## [What to do]
Locate "Enumerate this screenshot's" in the listing below, then output the line holding it and every line after it, exactly and with nothing else.

## [Source material]
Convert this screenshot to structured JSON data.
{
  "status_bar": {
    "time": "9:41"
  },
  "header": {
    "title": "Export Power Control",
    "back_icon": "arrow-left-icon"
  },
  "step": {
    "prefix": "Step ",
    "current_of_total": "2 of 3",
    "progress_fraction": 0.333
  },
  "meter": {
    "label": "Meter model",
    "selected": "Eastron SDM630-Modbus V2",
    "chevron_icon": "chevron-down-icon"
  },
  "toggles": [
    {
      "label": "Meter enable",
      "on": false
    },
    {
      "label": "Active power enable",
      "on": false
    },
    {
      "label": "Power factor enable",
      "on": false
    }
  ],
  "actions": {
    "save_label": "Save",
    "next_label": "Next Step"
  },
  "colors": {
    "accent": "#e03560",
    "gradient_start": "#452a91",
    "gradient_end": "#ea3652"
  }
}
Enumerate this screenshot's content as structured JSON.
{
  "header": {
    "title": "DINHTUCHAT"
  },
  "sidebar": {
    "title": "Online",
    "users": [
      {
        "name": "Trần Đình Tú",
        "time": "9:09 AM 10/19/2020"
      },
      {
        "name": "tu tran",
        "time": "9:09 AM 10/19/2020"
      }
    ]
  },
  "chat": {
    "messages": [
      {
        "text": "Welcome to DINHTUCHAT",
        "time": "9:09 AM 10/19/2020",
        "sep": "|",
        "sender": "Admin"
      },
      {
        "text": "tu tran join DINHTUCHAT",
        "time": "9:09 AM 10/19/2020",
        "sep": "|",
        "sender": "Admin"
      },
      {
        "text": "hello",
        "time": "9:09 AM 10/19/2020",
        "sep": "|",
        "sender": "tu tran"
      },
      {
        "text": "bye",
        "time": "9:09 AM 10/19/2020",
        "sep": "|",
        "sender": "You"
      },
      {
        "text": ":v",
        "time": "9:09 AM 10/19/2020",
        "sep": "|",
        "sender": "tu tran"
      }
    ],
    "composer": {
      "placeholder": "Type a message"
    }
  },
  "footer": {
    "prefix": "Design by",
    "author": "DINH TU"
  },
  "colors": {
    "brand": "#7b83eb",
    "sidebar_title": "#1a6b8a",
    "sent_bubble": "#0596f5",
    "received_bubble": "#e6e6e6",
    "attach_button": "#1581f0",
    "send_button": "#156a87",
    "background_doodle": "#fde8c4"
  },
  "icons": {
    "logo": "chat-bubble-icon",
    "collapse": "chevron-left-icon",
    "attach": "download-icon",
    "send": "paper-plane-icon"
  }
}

## [Output for this exercise]
Enumerate this screenshot's content as structured JSON.
{
  "header": {
    "title": "DINHTUCHAT"
  },
  "sidebar": {
    "title": "Online",
    "users": [
      {
        "name": "Trần Đình Tú",
        "time": "9:09 AM 10/19/2020"
      },
      {
        "name": "tu tran",
        "time": "9:09 AM 10/19/2020"
      }
    ]
  },
  "chat": {
    "messages": [
      {
        "text": "Welcome to DINHTUCHAT",
        "time": "9:09 AM 10/19/2020",
        "sep": "|",
        "sender": "Admin"
      },
      {
        "text": "tu tran join DINHTUCHAT",
        "time": "9:09 AM 10/19/2020",
        "sep": "|",
        "sender": "Admin"
      },
      {
        "text": "hello",
        "time": "9:09 AM 10/19/2020",
        "sep": "|",
        "sender": "tu tran"
      },
      {
        "text": "bye",
        "time": "9:09 AM 10/19/2020",
        "sep": "|",
        "sender": "You"
      },
      {
        "text": ":v",
        "time": "9:09 AM 10/19/2020",
        "sep": "|",
        "sender": "tu tran"
      }
    ],
    "composer": {
      "placeholder": "Type a message"
    }
  },
  "footer": {
    "prefix": "Design by",
    "author": "DINH TU"
  },
  "colors": {
    "brand": "#7b83eb",
    "sidebar_title": "#1a6b8a",
    "sent_bubble": "#0596f5",
    "received_bubble": "#e6e6e6",
    "attach_button": "#1581f0",
    "send_button": "#156a87",
    "background_doodle": "#fde8c4"
  },
  "icons": {
    "logo": "chat-bubble-icon",
    "collapse": "chevron-left-icon",
    "attach": "download-icon",
    "send": "paper-plane-icon"
  }
}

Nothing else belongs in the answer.